Fascinating information. Like Tanya I wondered what native women used during their period in those days. I know that women used rags, because I can vaguely remember my mum and aunties soaking their rags each month

Regards
Margaret

Paisley Kirkpatrick said...

I enjoy your posts on the tribe. When I was a Camp Fire Girls leader we did a lot of studying of their customs and myths. Love it!

Paty Jager said...

Thanks, Susan. I've been immersing myself in this tribe for the trilogy I'm writing.

Margaret, it is one of those things that you wonder about given the modern conveniences we have these days.

Paisley, thanks for stopping by. I've been fascinated with this particular tribe since growing up in their valley.

Becky said...

I enjoyed this post about this tribe. Like Tanya, this is a favorite tribe of mine.

Lauri said...

Great info, Paty. I always love the 'little known facts' you share!

Tanya Hanson said...

Paty, I have to admit to a teensie tad of jealousy that you got to grow up in the Wallowa. Me, it's just been boring suburbia LOL.

Paty Jager said...

I'm glad you enjoyed the post, BEcky.

Ahhh, Lauri, you know me. I love to unearth trivial tidbits! LOL I'm glad others like them as well.

Tanya, I've never been in suburbia! I grew up in the boonies(Wallowa County), always lived on acreage, and I am moving to the remote side of the state.

Eunice Boeve said...
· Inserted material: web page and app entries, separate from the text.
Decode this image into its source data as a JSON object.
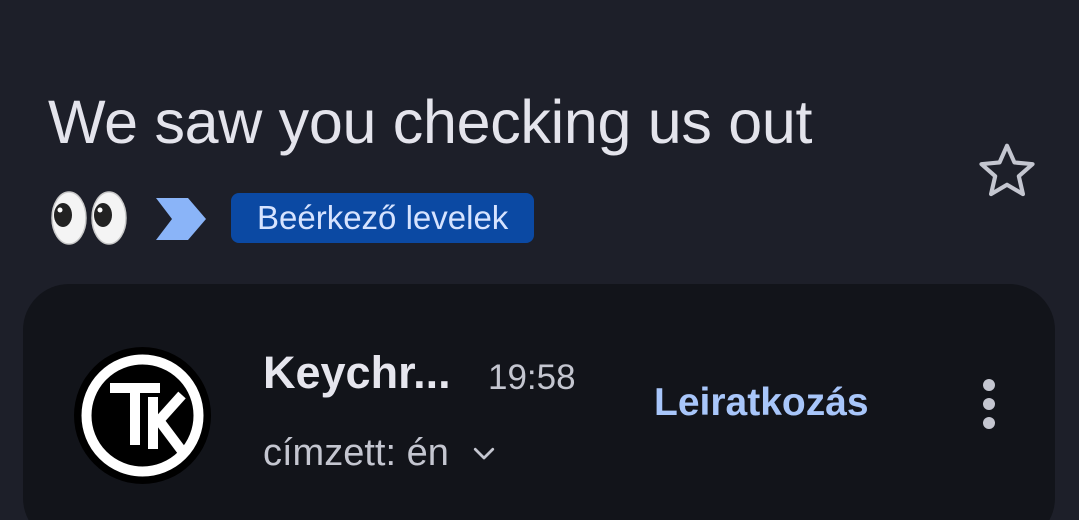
{
  "email": {
    "subject": "We saw you checking us out",
    "subject_emoji": "👀",
    "label": "Beérkező levelek"
  },
  "message": {
    "sender": "Keychr...",
    "time": "19:58",
    "recipient": "címzett: én",
    "unsubscribe_label": "Leiratkozás"
  },
  "icons": {
    "star": "star-outline-icon",
    "importance": "importance-marker-icon",
    "avatar": "tk-logo",
    "chevron": "chevron-down-icon",
    "more": "more-vert-icon"
  },
  "colors": {
    "background": "#1d1f29",
    "card": "#12141a",
    "label_chip": "#0b49a3",
    "link": "#a8c6fa",
    "importance": "#8ab4f8"
  }
}
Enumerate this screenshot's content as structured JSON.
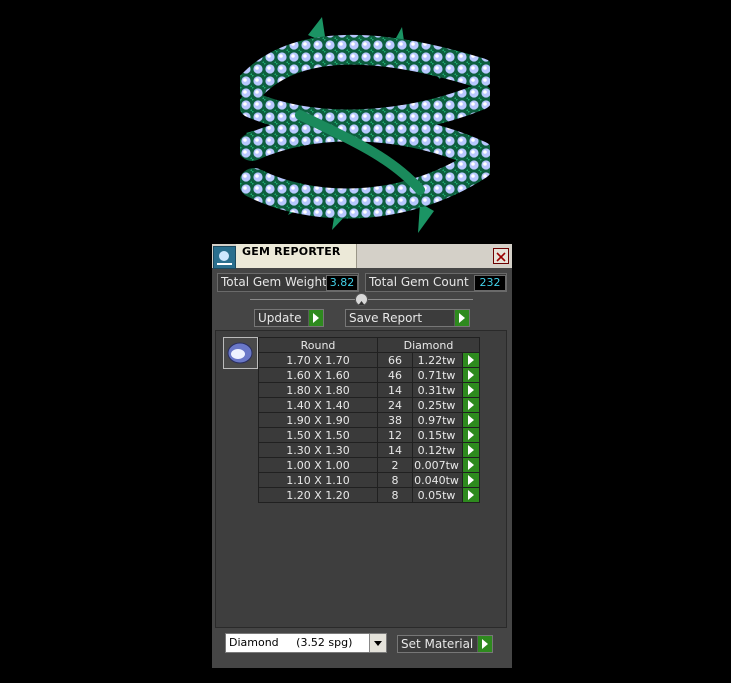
{
  "panel": {
    "title": "GEM REPORTER",
    "close_icon": "close-icon",
    "logo_icon": "gem-reporter-logo-icon"
  },
  "stats": {
    "weight_label": "Total Gem Weight",
    "weight_value": "3.82",
    "count_label": "Total Gem Count",
    "count_value": "232"
  },
  "buttons": {
    "update": "Update",
    "save_report": "Save Report",
    "set_material": "Set Material"
  },
  "table": {
    "col_shape": "Round",
    "col_material": "Diamond",
    "rows": [
      {
        "size": "1.70 X 1.70",
        "count": "66",
        "weight": "1.22tw"
      },
      {
        "size": "1.60 X 1.60",
        "count": "46",
        "weight": "0.71tw"
      },
      {
        "size": "1.80 X 1.80",
        "count": "14",
        "weight": "0.31tw"
      },
      {
        "size": "1.40 X 1.40",
        "count": "24",
        "weight": "0.25tw"
      },
      {
        "size": "1.90 X 1.90",
        "count": "38",
        "weight": "0.97tw"
      },
      {
        "size": "1.50 X 1.50",
        "count": "12",
        "weight": "0.15tw"
      },
      {
        "size": "1.30 X 1.30",
        "count": "14",
        "weight": "0.12tw"
      },
      {
        "size": "1.00 X 1.00",
        "count": "2",
        "weight": "0.007tw"
      },
      {
        "size": "1.10 X 1.10",
        "count": "8",
        "weight": "0.040tw"
      },
      {
        "size": "1.20 X 1.20",
        "count": "8",
        "weight": "0.05tw"
      }
    ]
  },
  "material_select": {
    "value": "Diamond     (3.52 spg)"
  },
  "colors": {
    "accent_green": "#2e8a1e",
    "value_cyan": "#42d0e8",
    "gem_green": "#1c9a6a",
    "gem_white": "#c8d8ff"
  }
}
Paty,
Good blog. As you know I have a Nez Perce woman of mixed race (white/Indian) in the book I'm working on now. One thing I found in my research; the Nez Perce, at least the women, wore their braids over their chests instead of down their backs. I was pelased to see the picture of the little girl with her braids hanging down in front of her.

Paty Jager said...

Eunice, I can't remember exactly but I did read about the braids being pulled forward. the hair also depicted whether they were married or not but I can't remember what it was and I had to return that book to the library. Think I'll look it up when I go to the library next week to look at a reference book.

Sarah M. Anderson said...

Did they get to leave the lodge during the periods, or did they have to stay inside for the whole week? Great info!

Paty Jager said...

Sarah, They had to stay in the menstrual lodge the entire time they were menstruating.

Mary Ricksen said...

Wonderful information. I love hearing this kinda stuff. Not too thrilled with the equipment, but I wouldn't mind a week away from my DH. With him 24-7 too much.
They had the right idea!

Paty Jager said...

That's true, Mary! I can think of many times during period I wish I could have been off by myself rather than dealing with the dh or even the kids.

Kitty LissieGirl said...

OH my goodness! You are one of the few people that talk about life in the menstrual lodge with details such as what they wore to absorb it and other information shared in the lodges between families. Thank you so much.

Kitty LissieGirl said...

As mentioned before I love the article regarding what women wore as menstrual "pads". I really wanted to know, though, how in the world did those ladies keep their buckskin and fur-lined garments in place? They didn't wear underwear...

Paty Jager said...

Kitty, I believe they used rawhide to tie the hides, like a string bikini. I would assume, don't quote me, but it makes sense that part of the reason they stayed in the menstrual lodge was because they couldn't move around and do as much with the skins tied to them.